“This monument stands on its own, but it does not stand alone,” Mayor Stoney said. “It sends a powerful message to the rest of the world about our values — new Virginia values — that have been informed by the pain and by the suffer- ing and righteous struggles of the people represented on the monument.”
Richmond Delegate Delores L. McQuinn, vice chair of the MLK commission, said, “In many ways, we are turning the page” in putting up a monument that recalls both “the tragedy and unyielding system” that enslaved people lived under and “also the triumph of a people.”
Along with honoring people “whose actions and resistance led them to the front lines of the fight for equal rights,” Delegate McQuinn said that the arrival of the statue shows the continuing effort to eliminate “systemic ideologies” that have undergirded oppression. She said her hope is that young people will come to view the statue and learn more about those who sought to create freedom for them.
Sen. McClellan said the statue reflects resilience and perseverance of the people who were oppressed but continued “to push on” despite setbacks. The development of the monument is not an end point, she said, but an inspiration to continue “to push on until the words life, liberty and pursuit of happiness apply to all.”
The sculptor was unable to attend because of health reasons, Sen. McClellan said. Also missing was the person who sparked the idea of the monument, former Richmond state Sen. Henry L. Marsh III, a noted civil rights attorney who served as Richmond’s first Black mayor in the 1970s. Mr. Marsh is a former chair of the commission.
In 2012, he came up with the idea for a monument to help mark the 150th anniversary of the Emancipation Proclamation. He won support from the General Assembly for the MLK Commission to take on the project, along with $500,000 in seed money to help secure design.
Sen. McClellan took over as chair in 2014 after Sen. Marsh resigned to become a state Alcoholic Beverage Control commissioner.
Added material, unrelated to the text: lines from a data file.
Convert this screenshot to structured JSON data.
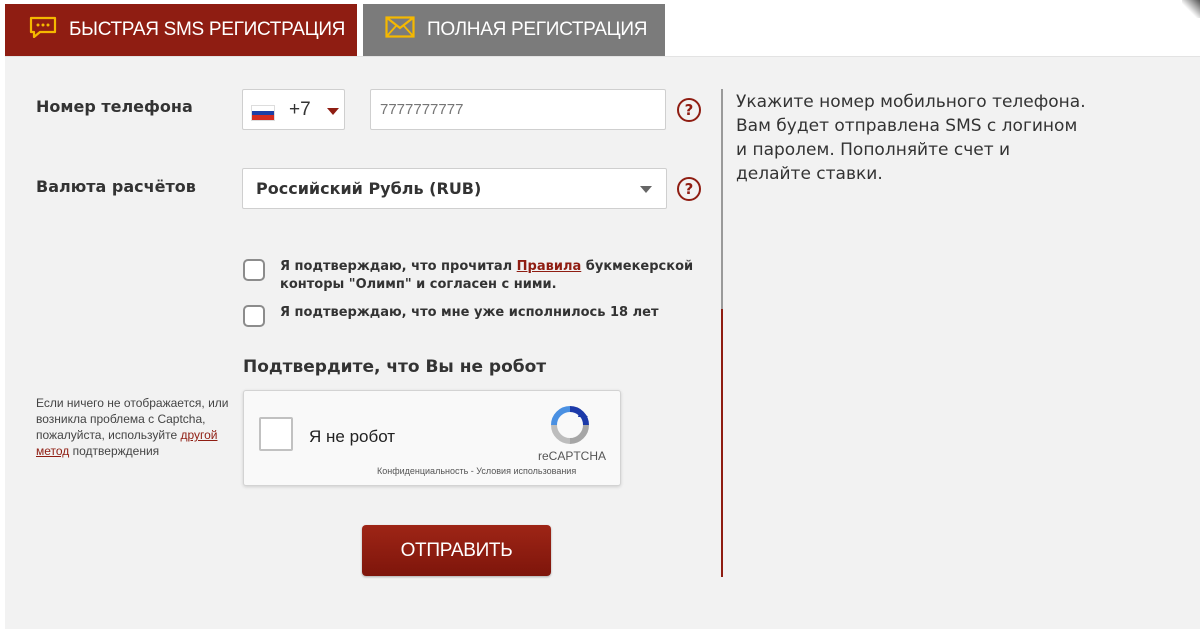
{
  "tabs": {
    "sms": {
      "label": "БЫСТРАЯ SMS РЕГИСТРАЦИЯ",
      "icon": "chat-icon"
    },
    "full": {
      "label": "ПОЛНАЯ РЕГИСТРАЦИЯ",
      "icon": "envelope-icon"
    }
  },
  "form": {
    "phone": {
      "label": "Номер телефона",
      "country_code": "+7",
      "placeholder": "7777777777"
    },
    "currency": {
      "label": "Валюта расчётов",
      "selected": "Российский Рубль (RUB)"
    },
    "help_symbol": "?",
    "rules_checkbox": {
      "text_before": "Я подтверждаю, что прочитал ",
      "link": "Правила",
      "text_after": " букмекерской конторы \"Олимп\" и согласен с ними."
    },
    "age_checkbox": {
      "text": "Я подтверждаю, что мне уже исполнилось 18 лет"
    },
    "captcha_title": "Подтвердите, что Вы не робот",
    "captcha_note": {
      "text_before": "Если ничего не отображается, или возникла проблема с Captcha, пожалуйста, используйте ",
      "link": "другой метод",
      "text_after": " подтверждения"
    },
    "submit_label": "ОТПРАВИТЬ"
  },
  "recaptcha": {
    "checkbox_label": "Я не робот",
    "brand": "reCAPTCHA",
    "privacy": "Конфиденциальность",
    "separator": " - ",
    "terms": "Условия использования"
  },
  "info_text": "Укажите номер мобильного телефона. Вам будет отправлена SMS с логином и паролем. Пополняйте счет и делайте ставки.",
  "colors": {
    "brand": "#8f1d12",
    "tab_inactive": "#7b7b7b",
    "tab_icon": "#f5b800",
    "panel_bg": "#f2f2f2"
  }
}
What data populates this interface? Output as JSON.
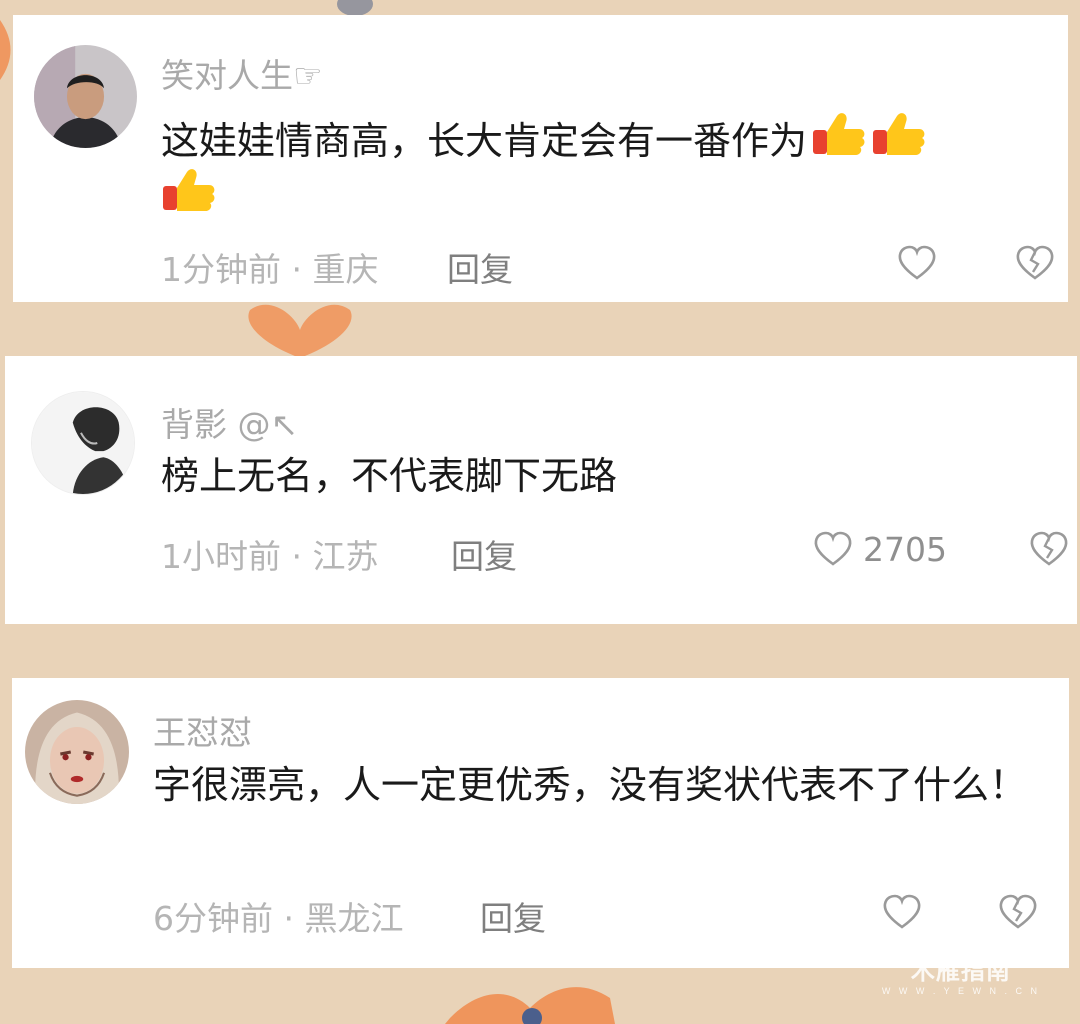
{
  "comments": [
    {
      "username": "笑对人生☞",
      "text": "这娃娃情商高，长大肯定会有一番作为",
      "emoji_count": 3,
      "time": "1分钟前",
      "location": "重庆",
      "reply_label": "回复",
      "like_count": ""
    },
    {
      "username": "背影 @↖",
      "text": "榜上无名，不代表脚下无路",
      "emoji_count": 0,
      "time": "1小时前",
      "location": "江苏",
      "reply_label": "回复",
      "like_count": "2705"
    },
    {
      "username": "王怼怼",
      "text": "字很漂亮，人一定更优秀，没有奖状代表不了什么！",
      "emoji_count": 0,
      "time": "6分钟前",
      "location": "黑龙江",
      "reply_label": "回复",
      "like_count": ""
    }
  ],
  "icons": {
    "like": "heart-outline-icon",
    "dislike": "broken-heart-icon",
    "emoji": "thumbs-up-emoji"
  },
  "watermark": {
    "brand": "木雁指南",
    "domain": "W W W . Y E W N . C N"
  },
  "colors": {
    "background": "#e9d3b8",
    "card": "#ffffff",
    "username": "#a9a9a9",
    "text": "#1a1a1a",
    "meta": "#b5b5b5",
    "decor": "#f08a4b"
  }
}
He has since retired.
Along with working with the city and other partners to secure the site for the statue, Sen. McClellan also pushed the fundraising. She said more than $1 million was raised to cover the cost, primarily from area corporations, banks and individuals.
The initial plan had been to have the statue ready in 2019 in time for the 400th anniversary of the arrival of the first enslaved Africans in Virginia. But Sen. McClellan thinks the delay has been positive. She called it appropriate for the statue to make its entry in the wake of the upheaval from the pandemic and the global racial justice demonstrations sparked by the May 2020 police killing of George Floyd in Minneapolis.
Sen. McClellan dismissed concerns that the artwork would only be visible to those who deliberately go to Brown’s Island. She said the commission considered other sites, including one on Monument Avenue. In the end, she said, the preference was for a more intimate location that was away from traffic.
“We wanted people, especially children, to be able to come and reflect and interact with the monument,” Sen. McClellan said. “On Monument Avenue, you can’t do that.”